*** ENTRIES PROVIDED Section Begins ***

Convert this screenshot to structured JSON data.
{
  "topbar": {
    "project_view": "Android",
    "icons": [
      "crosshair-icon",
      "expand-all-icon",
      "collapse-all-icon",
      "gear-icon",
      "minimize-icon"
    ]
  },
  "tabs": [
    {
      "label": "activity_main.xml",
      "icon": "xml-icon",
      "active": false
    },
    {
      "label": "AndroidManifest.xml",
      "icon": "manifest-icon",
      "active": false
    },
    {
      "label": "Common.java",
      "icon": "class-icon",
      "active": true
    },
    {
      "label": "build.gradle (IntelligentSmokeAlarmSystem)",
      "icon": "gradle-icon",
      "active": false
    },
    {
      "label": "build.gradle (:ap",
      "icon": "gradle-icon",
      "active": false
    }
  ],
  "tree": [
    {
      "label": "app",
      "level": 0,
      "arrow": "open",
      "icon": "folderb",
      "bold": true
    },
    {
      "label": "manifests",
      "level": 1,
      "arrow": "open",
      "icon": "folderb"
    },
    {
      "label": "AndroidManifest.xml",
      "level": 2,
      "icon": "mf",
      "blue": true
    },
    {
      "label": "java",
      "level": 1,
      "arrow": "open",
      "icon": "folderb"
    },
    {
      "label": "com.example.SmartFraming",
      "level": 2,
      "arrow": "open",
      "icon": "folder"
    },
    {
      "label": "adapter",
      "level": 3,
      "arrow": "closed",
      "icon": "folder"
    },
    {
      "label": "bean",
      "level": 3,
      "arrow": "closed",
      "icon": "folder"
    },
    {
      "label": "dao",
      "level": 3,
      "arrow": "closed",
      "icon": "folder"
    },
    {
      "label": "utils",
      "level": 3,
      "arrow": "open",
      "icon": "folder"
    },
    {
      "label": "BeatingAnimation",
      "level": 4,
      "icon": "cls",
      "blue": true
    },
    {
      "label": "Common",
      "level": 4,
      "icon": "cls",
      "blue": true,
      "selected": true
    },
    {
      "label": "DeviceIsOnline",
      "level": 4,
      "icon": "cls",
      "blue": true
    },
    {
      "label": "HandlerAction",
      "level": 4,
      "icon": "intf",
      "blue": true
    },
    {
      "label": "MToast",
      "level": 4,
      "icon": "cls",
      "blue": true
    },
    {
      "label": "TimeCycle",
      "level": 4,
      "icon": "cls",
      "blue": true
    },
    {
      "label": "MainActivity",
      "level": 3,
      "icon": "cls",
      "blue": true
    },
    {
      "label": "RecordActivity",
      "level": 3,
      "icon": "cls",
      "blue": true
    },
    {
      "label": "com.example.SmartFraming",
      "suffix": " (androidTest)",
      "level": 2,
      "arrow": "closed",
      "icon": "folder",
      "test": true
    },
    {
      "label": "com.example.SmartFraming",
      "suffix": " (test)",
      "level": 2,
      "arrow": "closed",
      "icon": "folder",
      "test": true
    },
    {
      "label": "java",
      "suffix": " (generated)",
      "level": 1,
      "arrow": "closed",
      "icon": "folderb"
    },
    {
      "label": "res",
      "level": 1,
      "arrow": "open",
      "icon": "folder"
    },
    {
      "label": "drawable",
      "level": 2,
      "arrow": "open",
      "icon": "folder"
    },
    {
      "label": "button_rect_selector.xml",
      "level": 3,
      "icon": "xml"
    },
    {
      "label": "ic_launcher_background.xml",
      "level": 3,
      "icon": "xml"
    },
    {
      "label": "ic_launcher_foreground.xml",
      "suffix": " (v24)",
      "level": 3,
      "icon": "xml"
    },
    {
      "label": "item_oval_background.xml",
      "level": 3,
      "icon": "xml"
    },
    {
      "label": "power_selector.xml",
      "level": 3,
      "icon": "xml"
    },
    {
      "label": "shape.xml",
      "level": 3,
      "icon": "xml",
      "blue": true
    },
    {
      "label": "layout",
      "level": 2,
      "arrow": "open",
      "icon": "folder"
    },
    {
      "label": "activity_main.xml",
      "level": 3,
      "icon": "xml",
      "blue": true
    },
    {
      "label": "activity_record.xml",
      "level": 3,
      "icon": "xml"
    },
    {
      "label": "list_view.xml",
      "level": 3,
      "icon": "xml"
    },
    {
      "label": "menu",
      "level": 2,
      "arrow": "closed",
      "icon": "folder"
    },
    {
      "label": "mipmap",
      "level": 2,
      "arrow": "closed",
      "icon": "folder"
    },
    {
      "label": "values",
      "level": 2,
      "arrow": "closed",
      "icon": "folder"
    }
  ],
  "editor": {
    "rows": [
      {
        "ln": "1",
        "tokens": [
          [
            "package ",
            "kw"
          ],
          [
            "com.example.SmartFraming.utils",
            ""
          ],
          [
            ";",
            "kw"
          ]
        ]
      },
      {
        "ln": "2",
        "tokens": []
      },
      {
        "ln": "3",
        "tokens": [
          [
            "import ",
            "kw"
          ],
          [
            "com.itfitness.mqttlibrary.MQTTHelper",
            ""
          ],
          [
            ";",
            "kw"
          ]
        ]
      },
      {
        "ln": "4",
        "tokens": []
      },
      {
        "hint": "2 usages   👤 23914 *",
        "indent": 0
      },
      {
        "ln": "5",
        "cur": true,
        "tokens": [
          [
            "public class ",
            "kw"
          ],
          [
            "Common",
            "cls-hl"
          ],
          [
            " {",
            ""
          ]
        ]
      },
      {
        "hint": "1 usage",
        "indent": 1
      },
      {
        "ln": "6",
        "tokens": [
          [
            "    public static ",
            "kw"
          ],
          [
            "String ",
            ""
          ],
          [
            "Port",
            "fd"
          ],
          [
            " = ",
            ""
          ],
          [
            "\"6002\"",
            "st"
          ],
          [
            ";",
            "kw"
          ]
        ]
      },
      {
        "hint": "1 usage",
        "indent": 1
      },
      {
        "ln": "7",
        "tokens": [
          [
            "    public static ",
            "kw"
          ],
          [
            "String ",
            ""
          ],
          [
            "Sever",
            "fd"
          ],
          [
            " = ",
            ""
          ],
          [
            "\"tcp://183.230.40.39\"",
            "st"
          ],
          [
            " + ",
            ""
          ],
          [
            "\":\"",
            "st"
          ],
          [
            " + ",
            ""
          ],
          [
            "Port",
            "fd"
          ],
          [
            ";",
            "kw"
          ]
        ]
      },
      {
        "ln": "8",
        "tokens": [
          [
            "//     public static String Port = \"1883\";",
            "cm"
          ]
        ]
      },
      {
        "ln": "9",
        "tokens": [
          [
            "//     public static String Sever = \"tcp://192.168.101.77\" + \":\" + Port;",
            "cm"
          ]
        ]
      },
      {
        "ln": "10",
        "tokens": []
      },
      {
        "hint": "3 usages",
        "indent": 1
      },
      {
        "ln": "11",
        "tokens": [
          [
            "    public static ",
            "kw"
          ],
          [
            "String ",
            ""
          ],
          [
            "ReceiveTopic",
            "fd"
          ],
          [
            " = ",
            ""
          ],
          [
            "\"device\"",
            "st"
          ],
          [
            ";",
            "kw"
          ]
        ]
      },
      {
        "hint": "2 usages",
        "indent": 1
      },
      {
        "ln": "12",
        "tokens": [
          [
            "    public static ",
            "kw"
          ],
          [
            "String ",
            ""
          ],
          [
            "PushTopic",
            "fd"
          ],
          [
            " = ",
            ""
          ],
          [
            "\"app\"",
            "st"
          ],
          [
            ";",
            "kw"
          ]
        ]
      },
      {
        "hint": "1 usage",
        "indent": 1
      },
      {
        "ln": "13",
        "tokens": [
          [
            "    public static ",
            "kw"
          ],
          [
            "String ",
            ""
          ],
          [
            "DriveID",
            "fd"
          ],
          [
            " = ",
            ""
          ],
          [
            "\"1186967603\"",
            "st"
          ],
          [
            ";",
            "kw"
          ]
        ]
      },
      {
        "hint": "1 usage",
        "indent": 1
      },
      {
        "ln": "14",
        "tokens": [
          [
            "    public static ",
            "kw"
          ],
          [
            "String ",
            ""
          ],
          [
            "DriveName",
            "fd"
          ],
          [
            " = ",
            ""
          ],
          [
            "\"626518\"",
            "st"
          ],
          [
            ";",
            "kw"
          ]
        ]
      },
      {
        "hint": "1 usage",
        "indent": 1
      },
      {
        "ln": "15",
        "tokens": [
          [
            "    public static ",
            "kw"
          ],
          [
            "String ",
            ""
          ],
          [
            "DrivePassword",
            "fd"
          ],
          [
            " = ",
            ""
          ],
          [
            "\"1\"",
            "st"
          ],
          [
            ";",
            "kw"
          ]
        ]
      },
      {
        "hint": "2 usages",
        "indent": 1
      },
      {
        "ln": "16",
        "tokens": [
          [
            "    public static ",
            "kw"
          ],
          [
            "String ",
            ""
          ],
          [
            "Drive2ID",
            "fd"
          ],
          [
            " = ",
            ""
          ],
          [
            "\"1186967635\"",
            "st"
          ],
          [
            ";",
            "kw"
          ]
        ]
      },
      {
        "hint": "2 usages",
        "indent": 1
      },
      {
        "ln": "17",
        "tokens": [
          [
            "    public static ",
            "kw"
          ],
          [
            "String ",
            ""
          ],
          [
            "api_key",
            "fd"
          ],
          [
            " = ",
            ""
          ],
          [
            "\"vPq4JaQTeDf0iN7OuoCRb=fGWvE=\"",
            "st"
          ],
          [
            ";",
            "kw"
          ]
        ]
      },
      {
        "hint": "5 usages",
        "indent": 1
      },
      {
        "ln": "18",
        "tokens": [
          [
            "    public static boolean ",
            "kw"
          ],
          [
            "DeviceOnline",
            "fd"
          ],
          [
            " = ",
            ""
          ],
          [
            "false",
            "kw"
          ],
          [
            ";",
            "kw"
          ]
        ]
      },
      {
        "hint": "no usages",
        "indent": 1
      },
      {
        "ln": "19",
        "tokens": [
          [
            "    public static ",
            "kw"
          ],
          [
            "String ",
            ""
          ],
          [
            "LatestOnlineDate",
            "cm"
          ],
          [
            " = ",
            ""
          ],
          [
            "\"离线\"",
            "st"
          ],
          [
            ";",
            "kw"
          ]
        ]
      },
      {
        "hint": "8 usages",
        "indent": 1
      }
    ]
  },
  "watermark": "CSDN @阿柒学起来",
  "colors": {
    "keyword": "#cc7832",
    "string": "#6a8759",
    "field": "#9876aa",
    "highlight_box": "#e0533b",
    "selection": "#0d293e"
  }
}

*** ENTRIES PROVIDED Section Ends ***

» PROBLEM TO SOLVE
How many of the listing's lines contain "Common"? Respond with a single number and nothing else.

» RESPONSE TO THIS EXERCISE
3